#### [Task requirements]
Please set down the records below exactly as they appear.

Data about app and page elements
··········

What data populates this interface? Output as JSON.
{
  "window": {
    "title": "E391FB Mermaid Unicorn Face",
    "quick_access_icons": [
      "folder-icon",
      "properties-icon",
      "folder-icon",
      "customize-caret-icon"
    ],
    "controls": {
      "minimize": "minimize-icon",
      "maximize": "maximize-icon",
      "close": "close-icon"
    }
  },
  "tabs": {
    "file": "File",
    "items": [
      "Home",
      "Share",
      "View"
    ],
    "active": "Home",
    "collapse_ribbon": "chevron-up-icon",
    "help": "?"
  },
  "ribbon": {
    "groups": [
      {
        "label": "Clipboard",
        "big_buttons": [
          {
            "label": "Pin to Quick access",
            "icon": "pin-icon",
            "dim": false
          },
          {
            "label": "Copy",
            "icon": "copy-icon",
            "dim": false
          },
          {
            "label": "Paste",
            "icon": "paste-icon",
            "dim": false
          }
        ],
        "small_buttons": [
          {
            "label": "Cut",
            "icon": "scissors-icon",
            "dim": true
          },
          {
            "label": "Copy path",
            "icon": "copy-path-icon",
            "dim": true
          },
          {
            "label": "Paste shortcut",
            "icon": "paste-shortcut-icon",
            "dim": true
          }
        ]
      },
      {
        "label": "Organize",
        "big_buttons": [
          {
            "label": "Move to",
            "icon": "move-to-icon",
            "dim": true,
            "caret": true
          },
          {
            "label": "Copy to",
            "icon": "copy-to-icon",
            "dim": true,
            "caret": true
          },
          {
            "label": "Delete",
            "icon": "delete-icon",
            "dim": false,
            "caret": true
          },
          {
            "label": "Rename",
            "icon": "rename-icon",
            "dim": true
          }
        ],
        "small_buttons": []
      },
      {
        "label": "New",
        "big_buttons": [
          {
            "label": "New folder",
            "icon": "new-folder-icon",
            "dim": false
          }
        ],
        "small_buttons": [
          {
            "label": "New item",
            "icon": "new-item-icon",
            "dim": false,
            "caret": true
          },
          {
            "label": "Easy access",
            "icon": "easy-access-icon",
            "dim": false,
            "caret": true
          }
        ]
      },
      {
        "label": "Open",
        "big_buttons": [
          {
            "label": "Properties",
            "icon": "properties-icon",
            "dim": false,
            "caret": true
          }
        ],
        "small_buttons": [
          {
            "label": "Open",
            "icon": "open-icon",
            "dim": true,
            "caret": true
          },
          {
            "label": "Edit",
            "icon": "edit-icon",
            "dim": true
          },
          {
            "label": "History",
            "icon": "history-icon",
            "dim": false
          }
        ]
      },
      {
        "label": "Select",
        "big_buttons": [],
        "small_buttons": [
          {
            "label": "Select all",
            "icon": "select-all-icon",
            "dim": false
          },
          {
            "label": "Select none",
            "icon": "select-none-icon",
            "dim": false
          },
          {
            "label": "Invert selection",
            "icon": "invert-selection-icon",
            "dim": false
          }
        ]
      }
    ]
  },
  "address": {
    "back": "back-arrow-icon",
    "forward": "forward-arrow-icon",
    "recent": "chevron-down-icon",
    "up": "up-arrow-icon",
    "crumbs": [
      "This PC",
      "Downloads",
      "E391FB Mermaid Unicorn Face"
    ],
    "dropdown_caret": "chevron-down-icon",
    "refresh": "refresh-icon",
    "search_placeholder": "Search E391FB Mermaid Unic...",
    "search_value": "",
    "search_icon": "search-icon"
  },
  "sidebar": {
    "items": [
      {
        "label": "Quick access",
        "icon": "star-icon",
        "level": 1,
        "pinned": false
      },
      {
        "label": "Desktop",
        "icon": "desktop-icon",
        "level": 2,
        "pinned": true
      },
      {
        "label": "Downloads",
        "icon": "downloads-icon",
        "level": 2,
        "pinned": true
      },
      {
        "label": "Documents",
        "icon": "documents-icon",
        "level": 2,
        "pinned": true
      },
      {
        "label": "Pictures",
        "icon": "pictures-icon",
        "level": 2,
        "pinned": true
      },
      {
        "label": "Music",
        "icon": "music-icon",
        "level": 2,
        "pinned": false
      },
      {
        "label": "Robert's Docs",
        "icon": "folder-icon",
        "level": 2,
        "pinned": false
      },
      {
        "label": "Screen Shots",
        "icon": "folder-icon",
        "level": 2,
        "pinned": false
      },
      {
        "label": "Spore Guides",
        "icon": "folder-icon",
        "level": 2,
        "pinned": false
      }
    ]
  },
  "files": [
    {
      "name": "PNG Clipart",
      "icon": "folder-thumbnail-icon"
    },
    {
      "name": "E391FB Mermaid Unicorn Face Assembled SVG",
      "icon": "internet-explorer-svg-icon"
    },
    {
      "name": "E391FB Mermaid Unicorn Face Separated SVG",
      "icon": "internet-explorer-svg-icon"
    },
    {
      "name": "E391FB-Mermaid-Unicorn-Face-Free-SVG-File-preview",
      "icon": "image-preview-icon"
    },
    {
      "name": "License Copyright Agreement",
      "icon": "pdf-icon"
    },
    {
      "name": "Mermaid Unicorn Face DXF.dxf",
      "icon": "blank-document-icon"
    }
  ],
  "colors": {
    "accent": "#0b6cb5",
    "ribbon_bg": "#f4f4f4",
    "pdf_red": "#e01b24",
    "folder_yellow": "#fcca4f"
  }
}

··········

#### [Solution for this problem]
What data populates this interface? Output as JSON.
{
  "window": {
    "title": "E391FB Mermaid Unicorn Face",
    "quick_access_icons": [
      "folder-icon",
      "properties-icon",
      "folder-icon",
      "customize-caret-icon"
    ],
    "controls": {
      "minimize": "minimize-icon",
      "maximize": "maximize-icon",
      "close": "close-icon"
    }
  },
  "tabs": {
    "file": "File",
    "items": [
      "Home",
      "Share",
      "View"
    ],
    "active": "Home",
    "collapse_ribbon": "chevron-up-icon",
    "help": "?"
  },
  "ribbon": {
    "groups": [
      {
        "label": "Clipboard",
        "big_buttons": [
          {
            "label": "Pin to Quick access",
            "icon": "pin-icon",
            "dim": false
          },
          {
            "label": "Copy",
            "icon": "copy-icon",
            "dim": false
          },
          {
            "label": "Paste",
            "icon": "paste-icon",
            "dim": false
          }
        ],
        "small_buttons": [
          {
            "label": "Cut",
            "icon": "scissors-icon",
            "dim": true
          },
          {
            "label": "Copy path",
            "icon": "copy-path-icon",
            "dim": true
          },
          {
            "label": "Paste shortcut",
            "icon": "paste-shortcut-icon",
            "dim": true
          }
        ]
      },
      {
        "label": "Organize",
        "big_buttons": [
          {
            "label": "Move to",
            "icon": "move-to-icon",
            "dim": true,
            "caret": true
          },
          {
            "label": "Copy to",
            "icon": "copy-to-icon",
            "dim": true,
            "caret": true
          },
          {
            "label": "Delete",
            "icon": "delete-icon",
            "dim": false,
            "caret": true
          },
          {
            "label": "Rename",
            "icon": "rename-icon",
            "dim": true
          }
        ],
        "small_buttons": []
      },
      {
        "label": "New",
        "big_buttons": [
          {
            "label": "New folder",
            "icon": "new-folder-icon",
            "dim": false
          }
        ],
        "small_buttons": [
          {
            "label": "New item",
            "icon": "new-item-icon",
            "dim": false,
            "caret": true
          },
          {
            "label": "Easy access",
            "icon": "easy-access-icon",
            "dim": false,
            "caret": true
          }
        ]
      },
      {
        "label": "Open",
        "big_buttons": [
          {
            "label": "Properties",
            "icon": "properties-icon",
            "dim": false,
            "caret": true
          }
        ],
        "small_buttons": [
          {
            "label": "Open",
            "icon": "open-icon",
            "dim": true,
            "caret": true
          },
          {
            "label": "Edit",
            "icon": "edit-icon",
            "dim": true
          },
          {
            "label": "History",
            "icon": "history-icon",
            "dim": false
          }
        ]
      },
      {
        "label": "Select",
        "big_buttons": [],
        "small_buttons": [
          {
            "label": "Select all",
            "icon": "select-all-icon",
            "dim": false
          },
          {
            "label": "Select none",
            "icon": "select-none-icon",
            "dim": false
          },
          {
            "label": "Invert selection",
            "icon": "invert-selection-icon",
            "dim": false
          }
        ]
      }
    ]
  },
  "address": {
    "back": "back-arrow-icon",
    "forward": "forward-arrow-icon",
    "recent": "chevron-down-icon",
    "up": "up-arrow-icon",
    "crumbs": [
      "This PC",
      "Downloads",
      "E391FB Mermaid Unicorn Face"
    ],
    "dropdown_caret": "chevron-down-icon",
    "refresh": "refresh-icon",
    "search_placeholder": "Search E391FB Mermaid Unic...",
    "search_value": "",
    "search_icon": "search-icon"
  },
  "sidebar": {
    "items": [
      {
        "label": "Quick access",
        "icon": "star-icon",
        "level": 1,
        "pinned": false
      },
      {
        "label": "Desktop",
        "icon": "desktop-icon",
        "level": 2,
        "pinned": true
      },
      {
        "label": "Downloads",
        "icon": "downloads-icon",
        "level": 2,
        "pinned": true
      },
      {
        "label": "Documents",
        "icon": "documents-icon",
        "level": 2,
        "pinned": true
      },
      {
        "label": "Pictures",
        "icon": "pictures-icon",
        "level": 2,
        "pinned": true
      },
      {
        "label": "Music",
        "icon": "music-icon",
        "level": 2,
        "pinned": false
      },
      {
        "label": "Robert's Docs",
        "icon": "folder-icon",
        "level": 2,
        "pinned": false
      },
      {
        "label": "Screen Shots",
        "icon": "folder-icon",
        "level": 2,
        "pinned": false
      },
      {
        "label": "Spore Guides",
        "icon": "folder-icon",
        "level": 2,
        "pinned": false
      }
    ]
  },
  "files": [
    {
      "name": "PNG Clipart",
      "icon": "folder-thumbnail-icon"
    },
    {
      "name": "E391FB Mermaid Unicorn Face Assembled SVG",
      "icon": "internet-explorer-svg-icon"
    },
    {
      "name": "E391FB Mermaid Unicorn Face Separated SVG",
      "icon": "internet-explorer-svg-icon"
    },
    {
      "name": "E391FB-Mermaid-Unicorn-Face-Free-SVG-File-preview",
      "icon": "image-preview-icon"
    },
    {
      "name": "License Copyright Agreement",
      "icon": "pdf-icon"
    },
    {
      "name": "Mermaid Unicorn Face DXF.dxf",
      "icon": "blank-document-icon"
    }
  ],
  "colors": {
    "accent": "#0b6cb5",
    "ribbon_bg": "#f4f4f4",
    "pdf_red": "#e01b24",
    "folder_yellow": "#fcca4f"
  }
}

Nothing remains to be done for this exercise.